◆ Data shown
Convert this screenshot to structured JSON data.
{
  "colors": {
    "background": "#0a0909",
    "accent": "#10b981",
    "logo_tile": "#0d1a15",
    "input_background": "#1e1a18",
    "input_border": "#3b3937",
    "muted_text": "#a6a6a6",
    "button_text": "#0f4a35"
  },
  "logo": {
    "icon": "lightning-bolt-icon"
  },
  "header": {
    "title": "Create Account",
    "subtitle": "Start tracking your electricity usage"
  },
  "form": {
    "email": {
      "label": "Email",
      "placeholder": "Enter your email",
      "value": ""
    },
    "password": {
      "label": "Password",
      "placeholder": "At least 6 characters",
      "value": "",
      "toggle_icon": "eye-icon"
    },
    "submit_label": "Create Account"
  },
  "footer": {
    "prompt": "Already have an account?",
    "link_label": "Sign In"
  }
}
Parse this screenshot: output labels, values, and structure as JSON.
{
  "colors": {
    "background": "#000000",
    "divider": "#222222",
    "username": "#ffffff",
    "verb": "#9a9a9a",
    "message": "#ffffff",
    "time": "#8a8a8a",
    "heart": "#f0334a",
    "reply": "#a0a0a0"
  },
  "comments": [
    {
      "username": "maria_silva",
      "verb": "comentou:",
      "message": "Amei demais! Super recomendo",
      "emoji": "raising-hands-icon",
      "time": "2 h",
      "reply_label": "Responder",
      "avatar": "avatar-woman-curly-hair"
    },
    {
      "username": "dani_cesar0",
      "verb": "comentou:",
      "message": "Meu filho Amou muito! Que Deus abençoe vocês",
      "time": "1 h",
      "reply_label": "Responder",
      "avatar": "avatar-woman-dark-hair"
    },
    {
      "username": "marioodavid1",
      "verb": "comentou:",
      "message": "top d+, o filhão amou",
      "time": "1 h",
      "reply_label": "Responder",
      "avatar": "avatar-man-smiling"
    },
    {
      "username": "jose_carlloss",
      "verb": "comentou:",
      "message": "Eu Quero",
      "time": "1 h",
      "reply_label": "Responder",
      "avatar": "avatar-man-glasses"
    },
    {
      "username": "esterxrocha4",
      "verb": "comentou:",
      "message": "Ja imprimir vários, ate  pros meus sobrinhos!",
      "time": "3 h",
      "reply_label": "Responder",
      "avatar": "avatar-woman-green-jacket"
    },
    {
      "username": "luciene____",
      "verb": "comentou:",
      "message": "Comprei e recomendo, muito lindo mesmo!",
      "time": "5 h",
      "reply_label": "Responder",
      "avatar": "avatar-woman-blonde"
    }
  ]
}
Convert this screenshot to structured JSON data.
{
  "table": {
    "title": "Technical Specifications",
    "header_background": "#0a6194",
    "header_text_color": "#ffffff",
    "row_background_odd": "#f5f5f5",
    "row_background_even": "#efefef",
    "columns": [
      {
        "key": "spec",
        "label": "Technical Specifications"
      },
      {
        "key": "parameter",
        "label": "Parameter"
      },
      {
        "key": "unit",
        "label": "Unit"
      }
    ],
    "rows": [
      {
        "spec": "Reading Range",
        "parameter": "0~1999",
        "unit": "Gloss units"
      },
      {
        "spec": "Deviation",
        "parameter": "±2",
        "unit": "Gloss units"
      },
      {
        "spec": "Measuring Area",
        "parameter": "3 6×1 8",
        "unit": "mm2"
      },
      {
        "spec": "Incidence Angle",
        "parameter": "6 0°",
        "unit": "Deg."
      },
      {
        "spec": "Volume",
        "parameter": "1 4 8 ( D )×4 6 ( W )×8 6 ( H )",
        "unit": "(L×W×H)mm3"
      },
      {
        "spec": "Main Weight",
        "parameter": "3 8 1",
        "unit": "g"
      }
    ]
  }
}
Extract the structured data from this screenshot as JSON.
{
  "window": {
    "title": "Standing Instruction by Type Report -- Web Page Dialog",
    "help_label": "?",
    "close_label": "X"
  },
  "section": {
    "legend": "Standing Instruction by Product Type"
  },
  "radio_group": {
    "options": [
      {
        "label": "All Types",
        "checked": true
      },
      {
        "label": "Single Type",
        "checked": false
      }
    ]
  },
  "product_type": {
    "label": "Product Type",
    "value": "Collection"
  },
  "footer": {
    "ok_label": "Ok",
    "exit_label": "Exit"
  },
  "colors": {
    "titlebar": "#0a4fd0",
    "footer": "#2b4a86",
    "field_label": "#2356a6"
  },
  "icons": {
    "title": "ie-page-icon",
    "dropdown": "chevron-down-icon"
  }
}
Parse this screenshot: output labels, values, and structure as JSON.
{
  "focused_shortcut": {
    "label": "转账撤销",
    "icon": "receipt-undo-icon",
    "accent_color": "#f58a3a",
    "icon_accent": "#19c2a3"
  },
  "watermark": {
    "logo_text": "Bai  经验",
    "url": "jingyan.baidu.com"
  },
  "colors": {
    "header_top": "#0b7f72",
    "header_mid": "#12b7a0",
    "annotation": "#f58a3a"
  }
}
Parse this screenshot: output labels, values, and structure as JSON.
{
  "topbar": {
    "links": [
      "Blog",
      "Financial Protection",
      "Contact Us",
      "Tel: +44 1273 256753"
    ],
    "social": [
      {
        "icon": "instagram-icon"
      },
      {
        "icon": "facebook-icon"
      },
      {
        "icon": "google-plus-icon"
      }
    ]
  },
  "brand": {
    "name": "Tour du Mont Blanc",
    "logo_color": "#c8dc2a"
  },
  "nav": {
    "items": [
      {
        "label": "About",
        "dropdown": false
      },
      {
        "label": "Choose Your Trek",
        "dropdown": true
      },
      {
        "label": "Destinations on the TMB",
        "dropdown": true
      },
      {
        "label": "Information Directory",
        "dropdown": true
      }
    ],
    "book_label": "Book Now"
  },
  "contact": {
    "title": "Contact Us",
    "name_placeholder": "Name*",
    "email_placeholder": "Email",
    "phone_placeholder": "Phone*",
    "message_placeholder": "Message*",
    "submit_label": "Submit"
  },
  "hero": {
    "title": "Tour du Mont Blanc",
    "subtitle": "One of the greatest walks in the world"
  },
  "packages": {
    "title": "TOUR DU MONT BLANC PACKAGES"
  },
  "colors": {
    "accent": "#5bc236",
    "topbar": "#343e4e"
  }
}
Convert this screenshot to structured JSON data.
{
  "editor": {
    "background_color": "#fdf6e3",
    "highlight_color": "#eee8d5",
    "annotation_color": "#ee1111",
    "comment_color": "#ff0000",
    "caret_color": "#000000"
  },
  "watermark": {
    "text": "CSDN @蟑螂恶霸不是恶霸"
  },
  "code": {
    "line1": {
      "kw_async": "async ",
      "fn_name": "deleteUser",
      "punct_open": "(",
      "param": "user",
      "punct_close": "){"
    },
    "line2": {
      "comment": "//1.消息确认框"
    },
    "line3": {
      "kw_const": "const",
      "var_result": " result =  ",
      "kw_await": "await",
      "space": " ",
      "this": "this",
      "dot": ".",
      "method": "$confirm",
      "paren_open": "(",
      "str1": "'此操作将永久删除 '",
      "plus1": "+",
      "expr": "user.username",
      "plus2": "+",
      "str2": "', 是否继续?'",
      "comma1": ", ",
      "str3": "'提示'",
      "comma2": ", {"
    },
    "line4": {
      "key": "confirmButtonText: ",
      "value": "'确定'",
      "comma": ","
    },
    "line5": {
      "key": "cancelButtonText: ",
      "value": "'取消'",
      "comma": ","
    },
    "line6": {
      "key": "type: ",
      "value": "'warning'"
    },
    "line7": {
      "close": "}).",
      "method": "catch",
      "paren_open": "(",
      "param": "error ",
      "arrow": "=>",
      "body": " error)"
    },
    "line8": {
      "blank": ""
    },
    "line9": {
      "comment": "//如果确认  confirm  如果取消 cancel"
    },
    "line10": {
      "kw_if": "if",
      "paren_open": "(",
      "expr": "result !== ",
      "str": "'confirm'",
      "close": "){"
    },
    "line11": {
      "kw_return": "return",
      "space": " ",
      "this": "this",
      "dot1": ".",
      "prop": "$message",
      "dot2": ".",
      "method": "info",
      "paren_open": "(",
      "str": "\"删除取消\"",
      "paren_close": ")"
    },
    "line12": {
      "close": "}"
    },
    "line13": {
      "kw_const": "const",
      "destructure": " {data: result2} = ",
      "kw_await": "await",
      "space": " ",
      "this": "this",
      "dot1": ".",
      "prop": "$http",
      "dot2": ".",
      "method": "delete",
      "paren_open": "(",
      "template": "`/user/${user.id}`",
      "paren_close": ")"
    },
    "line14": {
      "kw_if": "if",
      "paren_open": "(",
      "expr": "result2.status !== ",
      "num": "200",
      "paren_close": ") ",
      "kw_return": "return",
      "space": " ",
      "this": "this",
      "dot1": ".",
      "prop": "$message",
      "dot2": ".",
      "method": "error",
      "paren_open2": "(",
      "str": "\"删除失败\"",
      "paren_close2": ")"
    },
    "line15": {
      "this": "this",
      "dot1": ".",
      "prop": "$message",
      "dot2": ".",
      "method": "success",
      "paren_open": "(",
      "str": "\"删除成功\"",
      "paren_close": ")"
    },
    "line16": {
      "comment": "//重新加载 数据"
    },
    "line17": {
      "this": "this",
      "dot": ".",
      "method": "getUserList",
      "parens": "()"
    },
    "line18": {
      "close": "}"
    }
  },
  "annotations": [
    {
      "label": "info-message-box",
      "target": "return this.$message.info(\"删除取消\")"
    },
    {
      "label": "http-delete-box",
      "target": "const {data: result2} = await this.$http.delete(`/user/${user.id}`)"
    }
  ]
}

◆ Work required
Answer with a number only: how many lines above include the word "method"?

◆ Solution to the exercise
7